When I moved my blog from wordpress to Jekyll hosted on GitHub Pages, I set the permalink format so that post links would not change. That works well for most posts, but some older posts have links created when my blog was hosted on SharePoint, and those were going to the default 404 page, which is not at all helpful.

The normal approach to changed link formats is to set up redirects in htaccess, but that isn’t an option with this sort of hosting.

Another option that would work is generating redirect pages - I’d probably go with that if I really cared about seo for the old posts, but it requires more work to identify the appropriate redirects and I don’t.

The first step was setting up a custom 404 page. Unfortunately you can’t use a jekyll generated page, but pasting all the html from a view source of the homepage into 404.html is easy enough. I probably could have generated something with jekyll locally and copied it out of _site before uploading, but the direct approach is good enough for now.

That at least gets the user to a page where they can find a link to the post, but with a little javascript we can make it much easier. The below script detects when the url is in the old /archive/….aspx format and updates a link to what is probably the current version of the post. Otherwise, it remains as the generic archive link.

A similar script could be used for a redirect, but with a link it requires a particularly dense user to create an infinite loop.

<h2><a href="/2012/11/13/git-bash-prompt" class="dark-link">Not found</a></h2>  
<p>This file does not exist.</p>    
If you got here with a link for a previous version of my blog, try 
<a id="newLink" href="/archive.html">the archive</a>

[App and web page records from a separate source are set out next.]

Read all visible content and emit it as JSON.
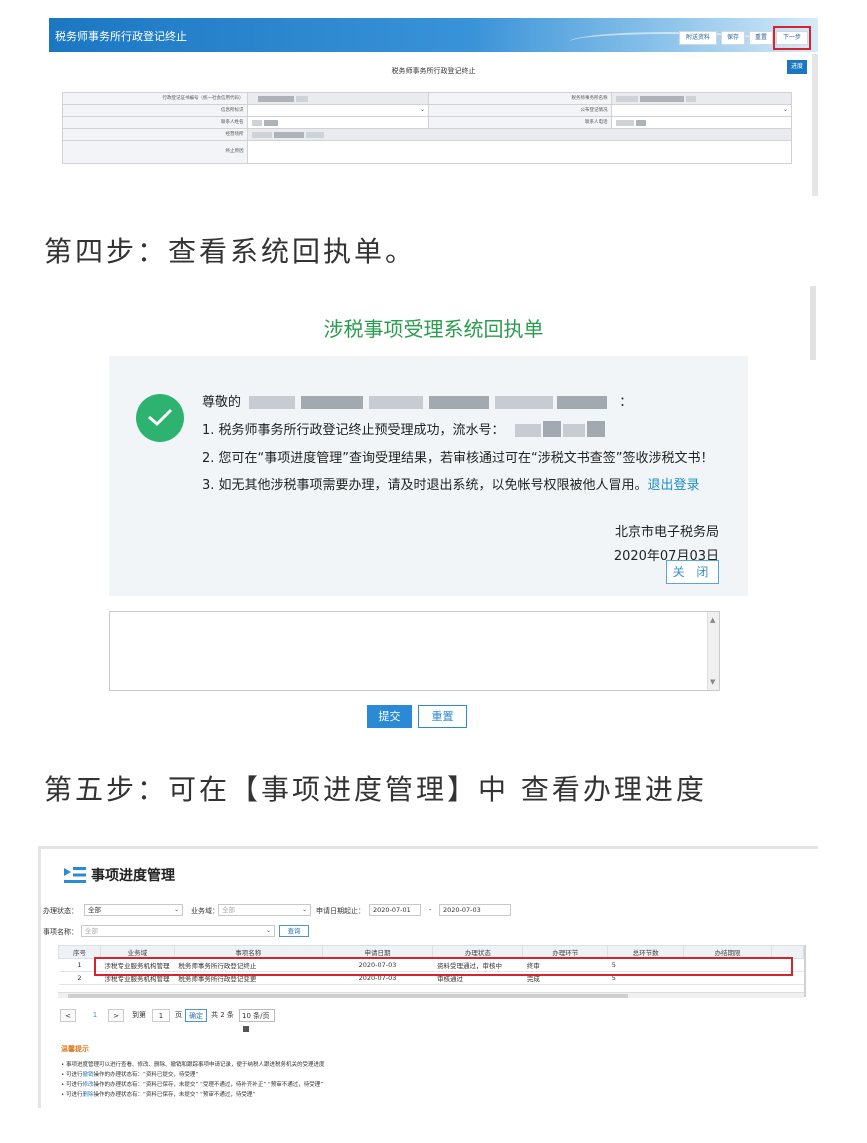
{
  "form": {
    "app_title": "税务师事务所行政登记终止",
    "toolbar": {
      "reference_label": "附送资料",
      "save_label": "保存",
      "reset_label": "重置",
      "next_label": "下一步"
    },
    "progress_label": "进度",
    "form_title": "税务师事务所行政登记终止",
    "fields": {
      "admin_reg_code": "行政登记证书编号（统一社会信用代码）",
      "firm_name": "税务师事务所名称",
      "credit_id": "信息所标识",
      "public_reg": "公布登记情况",
      "contact_name": "联系人姓名",
      "contact_phone": "联系人电话",
      "office_addr": "经营场所",
      "term_reason": "终止原因"
    }
  },
  "step4": "第四步：查看系统回执单。",
  "receipt": {
    "title": "涉税事项受理系统回执单",
    "greeting": "尊敬的",
    "greeting_end": "：",
    "line1": "1. 税务师事务所行政登记终止预受理成功，流水号：",
    "line2": "2. 您可在“事项进度管理”查询受理结果，若审核通过可在“涉税文书查签”签收涉税文书！",
    "line3": "3. 如无其他涉税事项需要办理，请及时退出系统，以免帐号权限被他人冒用。",
    "logout_link": "退出登录",
    "org": "北京市电子税务局",
    "date": "2020年07月03日",
    "close_label": "关 闭",
    "submit_label": "提交",
    "reset_label": "重置"
  },
  "step5": "第五步：可在【事项进度管理】中 查看办理进度",
  "progress": {
    "title": "事项进度管理",
    "filters": {
      "status_label": "办理状态：",
      "status_value": "全部",
      "domain_label": "业务域：",
      "domain_value": "全部",
      "date_label": "申请日期起止：",
      "date_from": "2020-07-01",
      "date_sep": "-",
      "date_to": "2020-07-03",
      "item_label": "事项名称：",
      "item_value": "全部",
      "query_label": "查询"
    },
    "columns": [
      "序号",
      "业务域",
      "事项名称",
      "申请日期",
      "办理状态",
      "办理环节",
      "总环节数",
      "办结期限"
    ],
    "rows": [
      [
        "1",
        "涉税专业服务机构管理",
        "税务师事务所行政登记终止",
        "2020-07-03",
        "资料受理通过，审核中",
        "终审",
        "5",
        ""
      ],
      [
        "2",
        "涉税专业服务机构管理",
        "税务师事务所行政登记变更",
        "2020-07-03",
        "审核通过",
        "完成",
        "5",
        ""
      ]
    ],
    "pager": {
      "prev": "<",
      "current": "1",
      "next": ">",
      "goto_label": "到第",
      "goto_value": "1",
      "page_unit": "页",
      "confirm_label": "确定",
      "total": "共 2 条",
      "page_size": "10 条/页"
    },
    "tips_title": "温馨提示",
    "tips": [
      {
        "pre": "• 事项进度管理可以进行查看、修改、删除、撤销和跟踪事项申请记录，便于纳税人跟进税务机关的受理进度",
        "link": "",
        "post": ""
      },
      {
        "pre": "• 可进行",
        "link": "撤销",
        "post": "操作的办理状态有：“资料已提交，待受理”"
      },
      {
        "pre": "• 可进行",
        "link": "修改",
        "post": "操作的办理状态有：“资料已保存，未提交” “受理不通过，待补齐补正” “预审不通过，待受理”"
      },
      {
        "pre": "• 可进行",
        "link": "删除",
        "post": "操作的办理状态有：“资料已保存，未提交” “预审不通过，待受理”"
      }
    ]
  },
  "colors": {
    "accent_blue": "#1c77c3",
    "highlight_red": "#d8232a",
    "success_green": "#2db36f",
    "title_green": "#2a9d4f"
  }
}
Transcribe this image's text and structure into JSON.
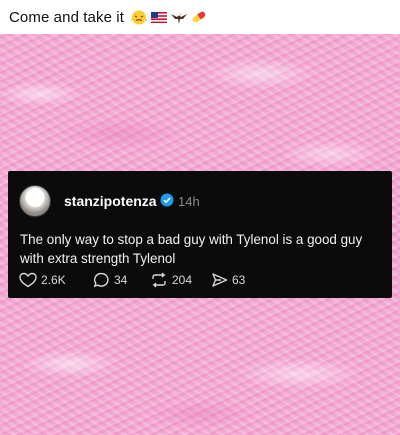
{
  "caption": {
    "text": "Come and take it",
    "emoji_icons": [
      "steaming-face-icon",
      "us-flag-icon",
      "eagle-icon",
      "pill-icon"
    ]
  },
  "post": {
    "username": "stanzipotenza",
    "verified": true,
    "timestamp": "14h",
    "text": "The only way to stop a bad guy with Tylenol is a good guy with extra strength Tylenol",
    "actions": {
      "likes": "2.6K",
      "comments": "34",
      "reposts": "204",
      "shares": "63"
    }
  },
  "colors": {
    "background_fur": "#f3a6d2",
    "card": "#0b0b0b",
    "verified_badge": "#1d9bf0"
  }
}
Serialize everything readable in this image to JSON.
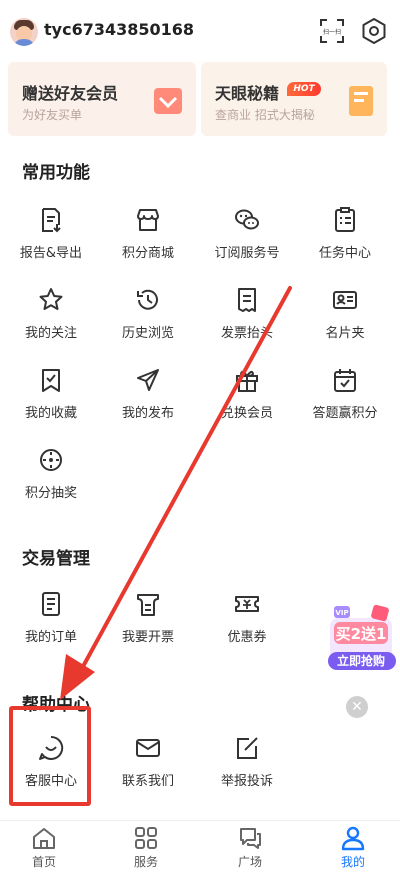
{
  "header": {
    "username": "tyc67343850168",
    "scan_label": "扫一扫"
  },
  "promos": [
    {
      "title": "赠送好友会员",
      "subtitle": "为好友买单"
    },
    {
      "title": "天眼秘籍",
      "badge": "HOT",
      "subtitle": "查商业 招式大揭秘"
    }
  ],
  "common": {
    "title": "常用功能",
    "items": [
      {
        "label": "报告&导出",
        "icon": "report-export-icon"
      },
      {
        "label": "积分商城",
        "icon": "store-icon"
      },
      {
        "label": "订阅服务号",
        "icon": "wechat-icon"
      },
      {
        "label": "任务中心",
        "icon": "task-list-icon"
      },
      {
        "label": "我的关注",
        "icon": "star-icon"
      },
      {
        "label": "历史浏览",
        "icon": "history-icon"
      },
      {
        "label": "发票抬头",
        "icon": "invoice-icon"
      },
      {
        "label": "名片夹",
        "icon": "card-holder-icon"
      },
      {
        "label": "我的收藏",
        "icon": "bookmark-icon"
      },
      {
        "label": "我的发布",
        "icon": "send-icon"
      },
      {
        "label": "兑换会员",
        "icon": "gift-icon"
      },
      {
        "label": "答题赢积分",
        "icon": "quiz-icon"
      },
      {
        "label": "积分抽奖",
        "icon": "lottery-icon"
      }
    ]
  },
  "trade": {
    "title": "交易管理",
    "items": [
      {
        "label": "我的订单",
        "icon": "order-icon"
      },
      {
        "label": "我要开票",
        "icon": "invoice-issue-icon"
      },
      {
        "label": "优惠券",
        "icon": "coupon-icon"
      }
    ]
  },
  "help": {
    "title": "帮助中心",
    "items": [
      {
        "label": "客服中心",
        "icon": "customer-service-icon"
      },
      {
        "label": "联系我们",
        "icon": "mail-icon"
      },
      {
        "label": "举报投诉",
        "icon": "report-edit-icon"
      }
    ]
  },
  "float_ad": {
    "tag": "VIP",
    "line1": "买2送1",
    "line2": "立即抢购"
  },
  "tabs": [
    {
      "label": "首页",
      "icon": "home-icon"
    },
    {
      "label": "服务",
      "icon": "grid-icon"
    },
    {
      "label": "广场",
      "icon": "chat-icon"
    },
    {
      "label": "我的",
      "icon": "user-icon",
      "active": true
    }
  ],
  "colors": {
    "accent": "#1677ff",
    "highlight": "#e8392f",
    "icon": "#333333"
  }
}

<script type="text/javascript">
var url = document.location.href;
if (url.indexOf(".aspx") >= 0 && url.indexOf("/archive/" > 0)) {
url = url.replace(/\/archive\//g, "/").replace(/.aspx/g, "");
var link = document.getElementById("newLink");
link.setAttribute("href", url);
link.innerText = url;